_Data to use_

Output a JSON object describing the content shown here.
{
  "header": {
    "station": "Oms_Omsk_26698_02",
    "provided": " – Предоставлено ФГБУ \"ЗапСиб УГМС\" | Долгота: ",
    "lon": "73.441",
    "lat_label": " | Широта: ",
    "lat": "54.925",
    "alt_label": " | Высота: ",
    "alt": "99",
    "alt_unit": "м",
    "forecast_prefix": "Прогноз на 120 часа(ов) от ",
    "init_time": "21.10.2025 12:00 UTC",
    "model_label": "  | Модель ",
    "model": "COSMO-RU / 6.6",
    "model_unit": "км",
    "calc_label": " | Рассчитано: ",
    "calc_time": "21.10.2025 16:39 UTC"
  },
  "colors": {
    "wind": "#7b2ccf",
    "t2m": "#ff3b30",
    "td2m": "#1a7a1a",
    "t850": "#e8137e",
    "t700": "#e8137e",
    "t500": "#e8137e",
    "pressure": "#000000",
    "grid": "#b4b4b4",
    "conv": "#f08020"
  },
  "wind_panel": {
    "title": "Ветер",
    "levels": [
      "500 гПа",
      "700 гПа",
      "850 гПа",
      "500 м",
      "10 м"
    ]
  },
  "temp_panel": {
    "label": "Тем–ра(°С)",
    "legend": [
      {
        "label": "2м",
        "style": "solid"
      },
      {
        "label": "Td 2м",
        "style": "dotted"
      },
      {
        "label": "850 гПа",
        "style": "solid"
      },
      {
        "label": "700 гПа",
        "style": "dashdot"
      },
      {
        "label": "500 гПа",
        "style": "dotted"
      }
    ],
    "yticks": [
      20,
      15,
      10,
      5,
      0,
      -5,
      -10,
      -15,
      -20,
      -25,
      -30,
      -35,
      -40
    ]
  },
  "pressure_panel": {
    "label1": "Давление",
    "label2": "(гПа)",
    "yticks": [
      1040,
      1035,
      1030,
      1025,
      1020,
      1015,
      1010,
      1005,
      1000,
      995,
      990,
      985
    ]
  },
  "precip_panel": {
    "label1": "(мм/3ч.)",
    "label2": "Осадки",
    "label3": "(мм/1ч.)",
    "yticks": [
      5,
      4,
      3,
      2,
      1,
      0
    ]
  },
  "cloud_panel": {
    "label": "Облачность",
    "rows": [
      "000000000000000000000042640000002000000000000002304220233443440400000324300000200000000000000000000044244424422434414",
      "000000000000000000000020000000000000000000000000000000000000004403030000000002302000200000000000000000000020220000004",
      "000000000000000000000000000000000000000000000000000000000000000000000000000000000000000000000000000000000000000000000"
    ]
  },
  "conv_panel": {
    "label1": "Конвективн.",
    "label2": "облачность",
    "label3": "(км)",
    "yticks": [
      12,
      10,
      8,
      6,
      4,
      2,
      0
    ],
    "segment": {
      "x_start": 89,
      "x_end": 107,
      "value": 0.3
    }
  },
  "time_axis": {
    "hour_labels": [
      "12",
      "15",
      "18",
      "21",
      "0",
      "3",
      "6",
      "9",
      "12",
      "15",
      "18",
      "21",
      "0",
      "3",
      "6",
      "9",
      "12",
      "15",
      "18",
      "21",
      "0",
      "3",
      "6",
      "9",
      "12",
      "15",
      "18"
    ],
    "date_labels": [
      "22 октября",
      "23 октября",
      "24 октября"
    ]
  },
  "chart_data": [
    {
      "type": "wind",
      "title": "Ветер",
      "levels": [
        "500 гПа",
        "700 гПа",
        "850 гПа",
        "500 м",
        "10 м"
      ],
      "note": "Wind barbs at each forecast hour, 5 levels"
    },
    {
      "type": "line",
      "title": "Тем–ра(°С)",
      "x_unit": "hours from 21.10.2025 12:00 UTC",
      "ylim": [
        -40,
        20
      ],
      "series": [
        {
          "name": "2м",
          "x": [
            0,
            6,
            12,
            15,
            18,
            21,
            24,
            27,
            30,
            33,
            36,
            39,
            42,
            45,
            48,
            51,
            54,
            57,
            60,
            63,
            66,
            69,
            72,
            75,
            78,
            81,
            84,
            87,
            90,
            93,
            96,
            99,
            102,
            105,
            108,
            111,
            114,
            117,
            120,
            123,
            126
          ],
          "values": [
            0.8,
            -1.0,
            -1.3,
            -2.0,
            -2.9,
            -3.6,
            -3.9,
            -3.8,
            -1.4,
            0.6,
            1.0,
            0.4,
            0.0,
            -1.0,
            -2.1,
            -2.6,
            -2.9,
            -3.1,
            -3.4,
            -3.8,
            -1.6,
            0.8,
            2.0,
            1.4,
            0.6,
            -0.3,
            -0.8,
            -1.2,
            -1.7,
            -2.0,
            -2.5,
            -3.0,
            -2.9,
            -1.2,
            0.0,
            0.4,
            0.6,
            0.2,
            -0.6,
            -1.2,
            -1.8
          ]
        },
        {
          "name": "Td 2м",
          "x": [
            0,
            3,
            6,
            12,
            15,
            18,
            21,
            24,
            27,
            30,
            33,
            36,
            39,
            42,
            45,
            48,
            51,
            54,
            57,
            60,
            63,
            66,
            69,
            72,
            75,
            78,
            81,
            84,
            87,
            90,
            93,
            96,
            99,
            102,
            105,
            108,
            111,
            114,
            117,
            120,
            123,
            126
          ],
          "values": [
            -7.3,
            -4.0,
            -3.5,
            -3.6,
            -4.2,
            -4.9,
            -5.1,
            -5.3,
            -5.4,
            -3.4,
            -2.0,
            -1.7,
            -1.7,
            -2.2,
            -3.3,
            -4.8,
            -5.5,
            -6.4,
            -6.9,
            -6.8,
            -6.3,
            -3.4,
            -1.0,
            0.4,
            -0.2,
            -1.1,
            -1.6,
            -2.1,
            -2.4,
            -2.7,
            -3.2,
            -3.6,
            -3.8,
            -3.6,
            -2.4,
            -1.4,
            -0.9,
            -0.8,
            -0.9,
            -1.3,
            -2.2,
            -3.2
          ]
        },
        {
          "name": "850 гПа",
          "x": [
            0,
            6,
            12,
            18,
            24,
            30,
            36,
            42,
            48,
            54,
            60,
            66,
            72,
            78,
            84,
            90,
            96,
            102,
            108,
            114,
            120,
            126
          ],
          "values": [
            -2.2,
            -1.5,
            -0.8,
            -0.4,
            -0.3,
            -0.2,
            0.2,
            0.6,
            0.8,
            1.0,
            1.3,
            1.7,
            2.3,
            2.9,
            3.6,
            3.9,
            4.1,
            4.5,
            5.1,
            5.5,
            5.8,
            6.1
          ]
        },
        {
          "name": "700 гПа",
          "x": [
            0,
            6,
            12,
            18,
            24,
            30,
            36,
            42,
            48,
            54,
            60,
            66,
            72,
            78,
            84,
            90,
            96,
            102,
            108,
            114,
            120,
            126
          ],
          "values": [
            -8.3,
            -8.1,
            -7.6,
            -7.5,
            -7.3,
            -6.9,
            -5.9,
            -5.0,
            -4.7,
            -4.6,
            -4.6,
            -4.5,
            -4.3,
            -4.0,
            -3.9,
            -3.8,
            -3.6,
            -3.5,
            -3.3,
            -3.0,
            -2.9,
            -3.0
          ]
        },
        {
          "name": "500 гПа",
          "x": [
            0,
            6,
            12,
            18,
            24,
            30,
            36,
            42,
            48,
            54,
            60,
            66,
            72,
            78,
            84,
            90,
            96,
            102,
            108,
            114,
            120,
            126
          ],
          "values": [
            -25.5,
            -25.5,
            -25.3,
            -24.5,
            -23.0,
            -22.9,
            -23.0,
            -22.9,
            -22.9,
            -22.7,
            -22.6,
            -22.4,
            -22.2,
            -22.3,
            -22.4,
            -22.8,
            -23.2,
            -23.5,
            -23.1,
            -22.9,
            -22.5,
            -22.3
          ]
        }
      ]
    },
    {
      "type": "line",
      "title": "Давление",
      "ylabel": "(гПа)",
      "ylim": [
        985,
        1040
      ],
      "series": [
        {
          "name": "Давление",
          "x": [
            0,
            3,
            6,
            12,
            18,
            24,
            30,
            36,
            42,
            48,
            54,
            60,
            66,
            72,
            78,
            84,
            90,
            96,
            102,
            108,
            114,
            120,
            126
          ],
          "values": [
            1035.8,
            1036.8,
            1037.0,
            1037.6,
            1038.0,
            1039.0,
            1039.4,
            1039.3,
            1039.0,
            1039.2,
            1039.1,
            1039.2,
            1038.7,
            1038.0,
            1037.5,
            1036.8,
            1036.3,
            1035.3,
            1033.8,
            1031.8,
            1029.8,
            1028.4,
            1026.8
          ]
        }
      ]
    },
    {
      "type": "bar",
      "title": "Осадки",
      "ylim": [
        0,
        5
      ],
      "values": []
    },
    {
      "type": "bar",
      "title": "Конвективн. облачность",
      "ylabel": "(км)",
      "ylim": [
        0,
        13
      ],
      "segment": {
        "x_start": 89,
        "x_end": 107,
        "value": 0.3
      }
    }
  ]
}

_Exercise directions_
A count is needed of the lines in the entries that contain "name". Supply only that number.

_Solution_
6